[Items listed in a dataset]

Start of Block

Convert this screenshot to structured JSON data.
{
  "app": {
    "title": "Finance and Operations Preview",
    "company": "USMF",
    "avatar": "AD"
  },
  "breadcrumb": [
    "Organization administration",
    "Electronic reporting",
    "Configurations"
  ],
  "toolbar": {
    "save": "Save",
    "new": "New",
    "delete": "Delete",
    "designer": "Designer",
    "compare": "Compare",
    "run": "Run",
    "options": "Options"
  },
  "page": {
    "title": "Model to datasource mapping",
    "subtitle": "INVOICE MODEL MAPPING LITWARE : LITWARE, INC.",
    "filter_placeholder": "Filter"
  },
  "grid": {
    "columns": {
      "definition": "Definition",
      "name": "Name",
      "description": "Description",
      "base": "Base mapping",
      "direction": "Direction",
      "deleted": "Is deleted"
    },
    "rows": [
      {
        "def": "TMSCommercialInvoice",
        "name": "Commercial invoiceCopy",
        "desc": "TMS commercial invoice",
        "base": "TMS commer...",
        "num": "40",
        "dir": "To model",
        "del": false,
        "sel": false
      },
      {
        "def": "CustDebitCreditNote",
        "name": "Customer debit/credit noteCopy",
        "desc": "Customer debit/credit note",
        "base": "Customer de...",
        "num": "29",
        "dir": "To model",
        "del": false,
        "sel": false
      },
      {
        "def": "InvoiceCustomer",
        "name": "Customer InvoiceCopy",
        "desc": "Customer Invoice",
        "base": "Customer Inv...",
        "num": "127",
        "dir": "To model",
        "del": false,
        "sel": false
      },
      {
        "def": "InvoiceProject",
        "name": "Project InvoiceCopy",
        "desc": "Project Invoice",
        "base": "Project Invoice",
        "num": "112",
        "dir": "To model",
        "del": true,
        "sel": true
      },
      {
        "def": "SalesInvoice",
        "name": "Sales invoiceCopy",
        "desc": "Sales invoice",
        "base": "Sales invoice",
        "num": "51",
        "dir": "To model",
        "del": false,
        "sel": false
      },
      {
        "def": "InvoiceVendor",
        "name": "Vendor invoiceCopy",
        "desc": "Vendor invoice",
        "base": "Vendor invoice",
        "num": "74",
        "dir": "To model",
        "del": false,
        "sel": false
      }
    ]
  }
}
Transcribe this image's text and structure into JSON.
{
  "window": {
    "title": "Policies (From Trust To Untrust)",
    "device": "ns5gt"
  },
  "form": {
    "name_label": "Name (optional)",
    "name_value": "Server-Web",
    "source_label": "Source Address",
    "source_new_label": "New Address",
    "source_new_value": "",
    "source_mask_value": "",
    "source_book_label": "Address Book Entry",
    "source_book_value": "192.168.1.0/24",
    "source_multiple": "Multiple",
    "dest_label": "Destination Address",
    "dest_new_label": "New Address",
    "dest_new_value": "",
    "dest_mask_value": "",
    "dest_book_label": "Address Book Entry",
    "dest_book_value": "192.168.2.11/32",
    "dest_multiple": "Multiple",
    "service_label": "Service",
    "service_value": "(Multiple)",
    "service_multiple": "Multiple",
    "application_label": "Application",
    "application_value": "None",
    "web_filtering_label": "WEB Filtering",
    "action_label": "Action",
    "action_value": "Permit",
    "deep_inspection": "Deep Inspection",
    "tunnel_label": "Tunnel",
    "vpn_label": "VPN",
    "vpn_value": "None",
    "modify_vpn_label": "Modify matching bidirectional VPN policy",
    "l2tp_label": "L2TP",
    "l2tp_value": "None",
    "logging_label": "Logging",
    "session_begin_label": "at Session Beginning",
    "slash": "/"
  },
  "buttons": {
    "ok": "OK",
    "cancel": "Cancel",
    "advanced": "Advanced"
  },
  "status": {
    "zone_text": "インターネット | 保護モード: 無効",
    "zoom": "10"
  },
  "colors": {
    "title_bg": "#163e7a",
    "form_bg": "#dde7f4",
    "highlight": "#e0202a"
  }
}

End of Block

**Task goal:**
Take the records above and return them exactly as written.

**Exercise result:**
Convert this screenshot to structured JSON data.
{
  "app": {
    "title": "Finance and Operations Preview",
    "company": "USMF",
    "avatar": "AD"
  },
  "breadcrumb": [
    "Organization administration",
    "Electronic reporting",
    "Configurations"
  ],
  "toolbar": {
    "save": "Save",
    "new": "New",
    "delete": "Delete",
    "designer": "Designer",
    "compare": "Compare",
    "run": "Run",
    "options": "Options"
  },
  "page": {
    "title": "Model to datasource mapping",
    "subtitle": "INVOICE MODEL MAPPING LITWARE : LITWARE, INC.",
    "filter_placeholder": "Filter"
  },
  "grid": {
    "columns": {
      "definition": "Definition",
      "name": "Name",
      "description": "Description",
      "base": "Base mapping",
      "direction": "Direction",
      "deleted": "Is deleted"
    },
    "rows": [
      {
        "def": "TMSCommercialInvoice",
        "name": "Commercial invoiceCopy",
        "desc": "TMS commercial invoice",
        "base": "TMS commer...",
        "num": "40",
        "dir": "To model",
        "del": false,
        "sel": false
      },
      {
        "def": "CustDebitCreditNote",
        "name": "Customer debit/credit noteCopy",
        "desc": "Customer debit/credit note",
        "base": "Customer de...",
        "num": "29",
        "dir": "To model",
        "del": false,
        "sel": false
      },
      {
        "def": "InvoiceCustomer",
        "name": "Customer InvoiceCopy",
        "desc": "Customer Invoice",
        "base": "Customer Inv...",
        "num": "127",
        "dir": "To model",
        "del": false,
        "sel": false
      },
      {
        "def": "InvoiceProject",
        "name": "Project InvoiceCopy",
        "desc": "Project Invoice",
        "base": "Project Invoice",
        "num": "112",
        "dir": "To model",
        "del": true,
        "sel": true
      },
      {
        "def": "SalesInvoice",
        "name": "Sales invoiceCopy",
        "desc": "Sales invoice",
        "base": "Sales invoice",
        "num": "51",
        "dir": "To model",
        "del": false,
        "sel": false
      },
      {
        "def": "InvoiceVendor",
        "name": "Vendor invoiceCopy",
        "desc": "Vendor invoice",
        "base": "Vendor invoice",
        "num": "74",
        "dir": "To model",
        "del": false,
        "sel": false
      }
    ]
  }
}
Transcribe this image's text and structure into JSON.
{
  "window": {
    "title": "Policies (From Trust To Untrust)",
    "device": "ns5gt"
  },
  "form": {
    "name_label": "Name (optional)",
    "name_value": "Server-Web",
    "source_label": "Source Address",
    "source_new_label": "New Address",
    "source_new_value": "",
    "source_mask_value": "",
    "source_book_label": "Address Book Entry",
    "source_book_value": "192.168.1.0/24",
    "source_multiple": "Multiple",
    "dest_label": "Destination Address",
    "dest_new_label": "New Address",
    "dest_new_value": "",
    "dest_mask_value": "",
    "dest_book_label": "Address Book Entry",
    "dest_book_value": "192.168.2.11/32",
    "dest_multiple": "Multiple",
    "service_label": "Service",
    "service_value": "(Multiple)",
    "service_multiple": "Multiple",
    "application_label": "Application",
    "application_value": "None",
    "web_filtering_label": "WEB Filtering",
    "action_label": "Action",
    "action_value": "Permit",
    "deep_inspection": "Deep Inspection",
    "tunnel_label": "Tunnel",
    "vpn_label": "VPN",
    "vpn_value": "None",
    "modify_vpn_label": "Modify matching bidirectional VPN policy",
    "l2tp_label": "L2TP",
    "l2tp_value": "None",
    "logging_label": "Logging",
    "session_begin_label": "at Session Beginning",
    "slash": "/"
  },
  "buttons": {
    "ok": "OK",
    "cancel": "Cancel",
    "advanced": "Advanced"
  },
  "status": {
    "zone_text": "インターネット | 保護モード: 無効",
    "zoom": "10"
  },
  "colors": {
    "title_bg": "#163e7a",
    "form_bg": "#dde7f4",
    "highlight": "#e0202a"
  }
}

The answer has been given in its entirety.